Artificial trans fats in the form of partially hydrogenated vegetable oils have been shown to raise LDL (low-density lipoprotein, or ‘bad’) cholesterol and lower HDL (high-density lipoprotein, or ‘good’) cholesterol, thereby clogging arteries and increasing risk of heart disease. However, naturally occurring trans fats in meat and dairy have not been shown to have the same effect. Some research has even suggested that natural trans fats could have heart health benefits.
"We are at a point with the science where there is important information to deliver to the consumer on natural trans fats and how they are different from the 'bad' trans fats they have so often heard about," said Dr. Spencer Proctor, director of the Metabolic and Cardiovascular Diseases Laboratory at the University of Alberta in Canada, and a science advisor to the new website.
"The aim of the website is to help consumers, and nutrition advocates, recognize the difference between industrial and natural trans fats and the basics of what this means for their health and for making good food and dietary choices,” he said. “Over time, it will also include more in-depth information for people involved in interpreting the science and providing nutritional and health advice."
The website, www.naturaltransfats.ca, covers information about the differences between natural and artificial trans fats, the latest scientific information on natural trans fats, and an interactive virtual menu of foods that contain natural trans fats, including per serving information on calories, daily value and natural trans fats content.

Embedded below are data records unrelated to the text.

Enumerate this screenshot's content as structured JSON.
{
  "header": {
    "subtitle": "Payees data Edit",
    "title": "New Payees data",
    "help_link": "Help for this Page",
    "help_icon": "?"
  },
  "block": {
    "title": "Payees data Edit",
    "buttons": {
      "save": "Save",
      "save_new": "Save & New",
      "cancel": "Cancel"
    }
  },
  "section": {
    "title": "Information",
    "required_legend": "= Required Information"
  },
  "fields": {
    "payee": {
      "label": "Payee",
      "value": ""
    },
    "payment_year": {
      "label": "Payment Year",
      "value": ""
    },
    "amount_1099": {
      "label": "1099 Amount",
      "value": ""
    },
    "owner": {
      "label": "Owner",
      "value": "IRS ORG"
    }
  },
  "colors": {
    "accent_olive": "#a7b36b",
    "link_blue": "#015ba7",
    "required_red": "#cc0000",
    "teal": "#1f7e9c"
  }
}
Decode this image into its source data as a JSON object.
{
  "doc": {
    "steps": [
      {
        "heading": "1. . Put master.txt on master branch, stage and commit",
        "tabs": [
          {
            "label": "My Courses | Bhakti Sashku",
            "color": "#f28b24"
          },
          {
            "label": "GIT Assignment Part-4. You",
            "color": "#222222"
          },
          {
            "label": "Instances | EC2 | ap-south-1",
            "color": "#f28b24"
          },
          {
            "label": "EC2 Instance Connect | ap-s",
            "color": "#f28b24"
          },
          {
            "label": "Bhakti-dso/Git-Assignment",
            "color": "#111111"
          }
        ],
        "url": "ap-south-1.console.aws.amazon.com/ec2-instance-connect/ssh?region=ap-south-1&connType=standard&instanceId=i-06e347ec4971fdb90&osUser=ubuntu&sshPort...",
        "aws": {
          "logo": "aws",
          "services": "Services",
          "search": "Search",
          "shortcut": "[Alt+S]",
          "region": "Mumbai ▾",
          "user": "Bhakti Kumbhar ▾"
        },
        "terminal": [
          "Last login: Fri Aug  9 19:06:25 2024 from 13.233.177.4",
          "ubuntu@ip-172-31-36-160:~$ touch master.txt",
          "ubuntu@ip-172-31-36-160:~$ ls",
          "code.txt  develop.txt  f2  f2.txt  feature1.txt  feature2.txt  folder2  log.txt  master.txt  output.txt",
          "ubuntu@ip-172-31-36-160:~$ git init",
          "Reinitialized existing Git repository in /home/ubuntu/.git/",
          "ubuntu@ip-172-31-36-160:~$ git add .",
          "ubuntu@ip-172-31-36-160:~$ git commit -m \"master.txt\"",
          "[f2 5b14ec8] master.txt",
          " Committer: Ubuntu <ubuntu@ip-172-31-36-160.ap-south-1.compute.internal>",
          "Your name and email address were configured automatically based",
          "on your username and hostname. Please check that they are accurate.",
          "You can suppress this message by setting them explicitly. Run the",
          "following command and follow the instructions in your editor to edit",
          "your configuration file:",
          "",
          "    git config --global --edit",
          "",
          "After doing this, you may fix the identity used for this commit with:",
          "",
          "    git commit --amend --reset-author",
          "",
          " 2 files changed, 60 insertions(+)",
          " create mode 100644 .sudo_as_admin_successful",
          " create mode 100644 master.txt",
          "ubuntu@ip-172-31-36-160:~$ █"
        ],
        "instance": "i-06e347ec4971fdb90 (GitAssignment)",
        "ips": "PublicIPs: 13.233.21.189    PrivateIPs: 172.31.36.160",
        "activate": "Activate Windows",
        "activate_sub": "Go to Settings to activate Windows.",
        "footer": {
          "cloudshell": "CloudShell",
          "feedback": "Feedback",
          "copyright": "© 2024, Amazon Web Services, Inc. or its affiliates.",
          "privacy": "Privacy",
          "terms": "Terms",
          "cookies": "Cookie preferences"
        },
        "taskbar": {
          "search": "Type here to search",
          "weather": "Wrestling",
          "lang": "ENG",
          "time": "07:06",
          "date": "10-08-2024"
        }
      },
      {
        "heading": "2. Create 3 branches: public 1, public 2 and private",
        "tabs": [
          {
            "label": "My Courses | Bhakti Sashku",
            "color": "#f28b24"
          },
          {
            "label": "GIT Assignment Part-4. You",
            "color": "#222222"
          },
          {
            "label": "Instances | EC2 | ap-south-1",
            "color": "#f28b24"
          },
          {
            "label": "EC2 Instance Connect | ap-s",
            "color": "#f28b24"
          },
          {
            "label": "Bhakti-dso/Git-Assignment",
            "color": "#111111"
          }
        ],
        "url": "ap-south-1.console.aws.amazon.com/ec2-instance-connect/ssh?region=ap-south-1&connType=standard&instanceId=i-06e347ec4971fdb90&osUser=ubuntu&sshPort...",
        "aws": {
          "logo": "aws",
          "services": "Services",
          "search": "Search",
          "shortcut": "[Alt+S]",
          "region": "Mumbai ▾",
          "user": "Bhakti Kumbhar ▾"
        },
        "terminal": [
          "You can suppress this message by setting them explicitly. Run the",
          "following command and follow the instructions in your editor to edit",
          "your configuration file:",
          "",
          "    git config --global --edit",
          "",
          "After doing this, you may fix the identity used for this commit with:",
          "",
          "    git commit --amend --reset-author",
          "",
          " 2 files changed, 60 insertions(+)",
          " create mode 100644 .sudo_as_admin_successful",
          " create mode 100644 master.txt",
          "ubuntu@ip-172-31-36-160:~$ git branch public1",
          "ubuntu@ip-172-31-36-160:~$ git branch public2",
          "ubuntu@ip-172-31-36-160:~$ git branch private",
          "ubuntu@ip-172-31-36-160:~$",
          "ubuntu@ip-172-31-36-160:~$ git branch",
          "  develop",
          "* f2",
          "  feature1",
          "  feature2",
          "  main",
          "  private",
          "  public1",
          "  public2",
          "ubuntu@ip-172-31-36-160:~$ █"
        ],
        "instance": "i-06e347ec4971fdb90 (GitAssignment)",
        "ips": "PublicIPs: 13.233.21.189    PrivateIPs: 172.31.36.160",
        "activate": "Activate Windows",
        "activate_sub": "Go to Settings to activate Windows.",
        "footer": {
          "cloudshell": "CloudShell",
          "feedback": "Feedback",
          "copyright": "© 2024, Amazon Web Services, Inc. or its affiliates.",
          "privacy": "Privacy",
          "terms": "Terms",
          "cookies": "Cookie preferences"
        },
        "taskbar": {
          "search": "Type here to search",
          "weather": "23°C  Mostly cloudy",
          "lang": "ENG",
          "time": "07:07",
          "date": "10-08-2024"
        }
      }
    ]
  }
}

Procter is one of a group of lipid scientists who are urging separate labeling of naturally occurring and industrial trans fats on food labels as well as in nutrition education.